[[ EXTRACTED ENTRIES, beginning ]]

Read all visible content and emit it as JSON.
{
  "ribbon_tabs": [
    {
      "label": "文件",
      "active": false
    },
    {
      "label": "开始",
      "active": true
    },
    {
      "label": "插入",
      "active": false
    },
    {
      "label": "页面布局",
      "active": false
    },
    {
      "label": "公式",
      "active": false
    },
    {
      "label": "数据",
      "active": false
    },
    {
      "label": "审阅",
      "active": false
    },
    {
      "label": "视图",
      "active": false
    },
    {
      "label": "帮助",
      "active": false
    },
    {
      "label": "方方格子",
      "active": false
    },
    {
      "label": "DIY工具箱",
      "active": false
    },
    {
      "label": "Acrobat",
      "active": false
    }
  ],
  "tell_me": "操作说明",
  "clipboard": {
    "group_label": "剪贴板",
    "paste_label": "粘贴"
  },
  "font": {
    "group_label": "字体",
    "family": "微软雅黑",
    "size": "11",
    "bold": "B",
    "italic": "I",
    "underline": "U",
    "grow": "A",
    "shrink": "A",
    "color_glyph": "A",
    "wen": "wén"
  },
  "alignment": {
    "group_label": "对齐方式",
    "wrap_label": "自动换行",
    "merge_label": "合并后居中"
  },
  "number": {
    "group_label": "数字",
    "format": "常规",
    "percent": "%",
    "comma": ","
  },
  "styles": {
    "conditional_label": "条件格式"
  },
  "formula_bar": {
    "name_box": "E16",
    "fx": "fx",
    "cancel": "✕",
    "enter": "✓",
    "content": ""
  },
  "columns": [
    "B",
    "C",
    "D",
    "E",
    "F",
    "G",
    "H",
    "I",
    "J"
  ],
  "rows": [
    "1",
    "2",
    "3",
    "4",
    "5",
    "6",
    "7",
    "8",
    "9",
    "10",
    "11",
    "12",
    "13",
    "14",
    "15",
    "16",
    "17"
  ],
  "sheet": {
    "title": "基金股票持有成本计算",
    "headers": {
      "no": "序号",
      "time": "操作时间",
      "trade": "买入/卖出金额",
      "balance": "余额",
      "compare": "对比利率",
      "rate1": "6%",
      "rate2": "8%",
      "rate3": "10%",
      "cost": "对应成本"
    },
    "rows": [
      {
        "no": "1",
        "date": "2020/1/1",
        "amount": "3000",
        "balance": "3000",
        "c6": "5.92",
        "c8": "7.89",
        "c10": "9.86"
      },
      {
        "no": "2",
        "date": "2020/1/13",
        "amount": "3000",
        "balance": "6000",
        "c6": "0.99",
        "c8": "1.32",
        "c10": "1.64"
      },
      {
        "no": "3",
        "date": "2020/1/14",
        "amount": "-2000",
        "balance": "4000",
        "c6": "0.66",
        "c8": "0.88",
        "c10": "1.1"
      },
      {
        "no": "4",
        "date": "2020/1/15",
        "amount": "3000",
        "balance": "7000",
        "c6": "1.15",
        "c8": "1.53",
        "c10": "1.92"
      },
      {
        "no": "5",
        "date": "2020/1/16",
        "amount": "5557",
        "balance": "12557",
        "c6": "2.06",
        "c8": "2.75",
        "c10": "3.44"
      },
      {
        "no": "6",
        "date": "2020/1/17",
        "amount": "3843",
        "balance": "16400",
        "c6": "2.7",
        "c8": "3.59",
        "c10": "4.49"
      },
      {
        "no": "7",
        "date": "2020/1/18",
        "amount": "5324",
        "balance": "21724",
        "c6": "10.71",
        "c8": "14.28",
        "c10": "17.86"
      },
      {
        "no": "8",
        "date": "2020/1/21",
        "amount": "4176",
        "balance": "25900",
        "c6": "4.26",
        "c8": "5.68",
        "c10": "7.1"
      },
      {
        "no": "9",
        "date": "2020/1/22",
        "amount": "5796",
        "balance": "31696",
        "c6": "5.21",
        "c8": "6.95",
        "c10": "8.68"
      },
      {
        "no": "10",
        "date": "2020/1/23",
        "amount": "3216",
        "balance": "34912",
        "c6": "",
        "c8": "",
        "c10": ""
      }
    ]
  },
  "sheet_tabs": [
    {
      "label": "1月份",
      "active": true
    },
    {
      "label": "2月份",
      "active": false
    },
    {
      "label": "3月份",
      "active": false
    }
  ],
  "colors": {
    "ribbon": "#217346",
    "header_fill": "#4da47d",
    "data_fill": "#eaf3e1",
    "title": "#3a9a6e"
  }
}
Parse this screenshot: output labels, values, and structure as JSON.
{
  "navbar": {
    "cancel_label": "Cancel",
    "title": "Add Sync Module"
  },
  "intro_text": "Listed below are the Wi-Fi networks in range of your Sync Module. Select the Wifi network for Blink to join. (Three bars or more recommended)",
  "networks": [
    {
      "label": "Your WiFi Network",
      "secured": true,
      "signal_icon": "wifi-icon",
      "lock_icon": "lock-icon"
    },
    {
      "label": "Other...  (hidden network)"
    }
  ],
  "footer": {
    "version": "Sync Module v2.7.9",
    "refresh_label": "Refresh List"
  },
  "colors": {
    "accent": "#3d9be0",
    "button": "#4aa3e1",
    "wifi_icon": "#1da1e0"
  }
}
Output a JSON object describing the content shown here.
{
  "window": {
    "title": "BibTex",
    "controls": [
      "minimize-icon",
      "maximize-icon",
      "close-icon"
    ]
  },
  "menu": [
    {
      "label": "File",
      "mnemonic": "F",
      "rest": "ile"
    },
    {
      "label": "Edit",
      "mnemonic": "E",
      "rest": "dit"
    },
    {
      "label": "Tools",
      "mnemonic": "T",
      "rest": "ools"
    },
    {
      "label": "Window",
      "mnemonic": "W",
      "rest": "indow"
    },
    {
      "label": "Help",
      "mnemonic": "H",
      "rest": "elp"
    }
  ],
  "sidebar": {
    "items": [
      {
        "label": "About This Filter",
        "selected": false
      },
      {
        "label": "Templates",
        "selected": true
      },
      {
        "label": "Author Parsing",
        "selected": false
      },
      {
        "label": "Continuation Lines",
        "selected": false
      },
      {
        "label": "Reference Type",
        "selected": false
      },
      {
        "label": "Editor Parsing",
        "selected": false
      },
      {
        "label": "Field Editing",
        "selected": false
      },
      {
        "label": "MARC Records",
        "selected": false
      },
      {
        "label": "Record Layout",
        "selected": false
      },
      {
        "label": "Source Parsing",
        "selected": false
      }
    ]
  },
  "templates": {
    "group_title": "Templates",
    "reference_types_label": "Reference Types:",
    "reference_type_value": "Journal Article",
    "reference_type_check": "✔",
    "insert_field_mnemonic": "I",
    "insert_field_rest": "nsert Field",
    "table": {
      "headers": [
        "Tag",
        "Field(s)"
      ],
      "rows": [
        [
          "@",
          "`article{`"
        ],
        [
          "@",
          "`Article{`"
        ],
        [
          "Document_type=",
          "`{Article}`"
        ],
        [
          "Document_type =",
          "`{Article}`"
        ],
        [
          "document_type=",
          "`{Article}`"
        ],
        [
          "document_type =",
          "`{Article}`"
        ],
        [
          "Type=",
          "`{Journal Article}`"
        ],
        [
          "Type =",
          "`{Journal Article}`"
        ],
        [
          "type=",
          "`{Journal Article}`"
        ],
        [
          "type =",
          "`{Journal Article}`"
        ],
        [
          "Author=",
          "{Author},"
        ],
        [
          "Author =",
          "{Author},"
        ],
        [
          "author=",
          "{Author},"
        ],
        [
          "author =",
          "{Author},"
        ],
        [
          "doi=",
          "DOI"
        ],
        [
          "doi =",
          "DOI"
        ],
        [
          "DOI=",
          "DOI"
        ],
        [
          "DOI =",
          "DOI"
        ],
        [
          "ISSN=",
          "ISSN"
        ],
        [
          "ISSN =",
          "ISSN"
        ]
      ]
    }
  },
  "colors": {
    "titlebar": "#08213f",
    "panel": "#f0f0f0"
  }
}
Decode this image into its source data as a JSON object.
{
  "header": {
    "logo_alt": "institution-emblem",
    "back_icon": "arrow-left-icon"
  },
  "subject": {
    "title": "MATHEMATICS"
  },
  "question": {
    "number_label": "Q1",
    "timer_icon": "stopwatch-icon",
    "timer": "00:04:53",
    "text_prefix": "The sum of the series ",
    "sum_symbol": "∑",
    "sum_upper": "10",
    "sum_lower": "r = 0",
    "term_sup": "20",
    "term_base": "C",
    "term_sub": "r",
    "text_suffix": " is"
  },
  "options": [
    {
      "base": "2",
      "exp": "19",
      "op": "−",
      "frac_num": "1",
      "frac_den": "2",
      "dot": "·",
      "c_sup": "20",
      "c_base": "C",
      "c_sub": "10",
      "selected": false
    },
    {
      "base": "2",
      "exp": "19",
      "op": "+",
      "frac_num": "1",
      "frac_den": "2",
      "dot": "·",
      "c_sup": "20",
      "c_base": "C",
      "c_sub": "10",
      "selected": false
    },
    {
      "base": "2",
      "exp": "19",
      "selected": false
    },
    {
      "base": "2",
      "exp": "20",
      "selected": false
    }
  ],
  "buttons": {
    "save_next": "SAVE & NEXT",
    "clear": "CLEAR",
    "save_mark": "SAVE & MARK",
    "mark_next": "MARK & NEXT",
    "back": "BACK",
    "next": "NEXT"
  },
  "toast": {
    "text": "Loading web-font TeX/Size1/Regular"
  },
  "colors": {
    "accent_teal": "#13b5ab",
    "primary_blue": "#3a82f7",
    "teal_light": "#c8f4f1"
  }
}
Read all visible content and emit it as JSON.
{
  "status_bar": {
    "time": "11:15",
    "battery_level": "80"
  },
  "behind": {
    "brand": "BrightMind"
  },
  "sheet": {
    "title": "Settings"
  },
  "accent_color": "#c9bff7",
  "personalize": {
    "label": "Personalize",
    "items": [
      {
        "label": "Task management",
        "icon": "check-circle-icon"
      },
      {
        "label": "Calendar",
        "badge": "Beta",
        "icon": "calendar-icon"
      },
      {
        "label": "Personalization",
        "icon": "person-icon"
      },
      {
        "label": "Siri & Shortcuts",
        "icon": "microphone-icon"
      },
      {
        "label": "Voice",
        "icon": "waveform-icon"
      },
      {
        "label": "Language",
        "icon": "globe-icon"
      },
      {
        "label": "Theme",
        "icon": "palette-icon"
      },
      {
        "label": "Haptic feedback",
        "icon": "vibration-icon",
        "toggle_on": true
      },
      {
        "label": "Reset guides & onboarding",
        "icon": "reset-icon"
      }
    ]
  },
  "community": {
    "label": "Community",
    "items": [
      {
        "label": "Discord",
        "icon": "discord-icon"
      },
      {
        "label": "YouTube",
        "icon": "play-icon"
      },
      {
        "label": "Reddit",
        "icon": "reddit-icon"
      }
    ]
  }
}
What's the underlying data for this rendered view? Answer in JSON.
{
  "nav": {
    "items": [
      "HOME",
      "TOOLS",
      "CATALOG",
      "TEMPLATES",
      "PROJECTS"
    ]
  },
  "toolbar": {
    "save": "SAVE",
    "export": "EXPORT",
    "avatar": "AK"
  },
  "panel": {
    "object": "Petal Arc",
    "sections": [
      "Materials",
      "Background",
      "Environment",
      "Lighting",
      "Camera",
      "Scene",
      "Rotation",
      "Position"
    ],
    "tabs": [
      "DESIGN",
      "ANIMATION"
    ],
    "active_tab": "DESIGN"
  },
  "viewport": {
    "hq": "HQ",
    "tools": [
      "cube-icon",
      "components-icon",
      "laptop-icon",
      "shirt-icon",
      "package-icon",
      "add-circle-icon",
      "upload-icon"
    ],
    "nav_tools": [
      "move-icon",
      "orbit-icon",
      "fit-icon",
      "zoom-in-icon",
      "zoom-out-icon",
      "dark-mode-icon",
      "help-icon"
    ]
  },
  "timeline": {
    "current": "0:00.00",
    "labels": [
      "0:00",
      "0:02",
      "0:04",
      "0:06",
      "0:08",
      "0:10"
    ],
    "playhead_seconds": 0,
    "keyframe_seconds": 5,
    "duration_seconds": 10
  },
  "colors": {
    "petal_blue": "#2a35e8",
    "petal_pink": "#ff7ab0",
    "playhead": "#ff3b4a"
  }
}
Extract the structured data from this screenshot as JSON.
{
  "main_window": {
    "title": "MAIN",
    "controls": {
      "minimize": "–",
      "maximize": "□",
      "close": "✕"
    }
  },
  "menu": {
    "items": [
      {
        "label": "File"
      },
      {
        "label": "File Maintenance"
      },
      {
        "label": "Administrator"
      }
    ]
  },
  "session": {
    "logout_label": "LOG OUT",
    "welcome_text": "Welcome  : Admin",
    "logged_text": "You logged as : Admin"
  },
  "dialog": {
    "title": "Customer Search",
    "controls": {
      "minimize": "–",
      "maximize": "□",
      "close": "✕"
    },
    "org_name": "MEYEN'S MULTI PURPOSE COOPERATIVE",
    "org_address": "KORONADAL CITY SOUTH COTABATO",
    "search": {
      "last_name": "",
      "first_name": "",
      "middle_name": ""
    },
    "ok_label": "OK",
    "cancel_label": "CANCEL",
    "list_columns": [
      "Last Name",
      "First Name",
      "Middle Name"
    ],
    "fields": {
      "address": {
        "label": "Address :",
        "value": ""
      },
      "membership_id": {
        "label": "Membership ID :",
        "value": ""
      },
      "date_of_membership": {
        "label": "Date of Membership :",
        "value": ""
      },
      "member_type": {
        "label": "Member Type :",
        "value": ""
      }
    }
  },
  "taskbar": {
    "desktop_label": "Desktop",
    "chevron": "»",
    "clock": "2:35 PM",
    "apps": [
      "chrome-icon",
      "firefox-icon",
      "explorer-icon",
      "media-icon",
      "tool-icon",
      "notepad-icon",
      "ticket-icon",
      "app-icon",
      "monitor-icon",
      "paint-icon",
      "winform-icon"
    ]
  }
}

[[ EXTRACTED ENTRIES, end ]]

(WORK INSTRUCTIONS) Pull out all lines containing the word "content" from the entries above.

(REPLY TO THE TASK)
Read all visible content and emit it as JSON.
    "content": ""
Output a JSON object describing the content shown here.
Read all visible content and emit it as JSON.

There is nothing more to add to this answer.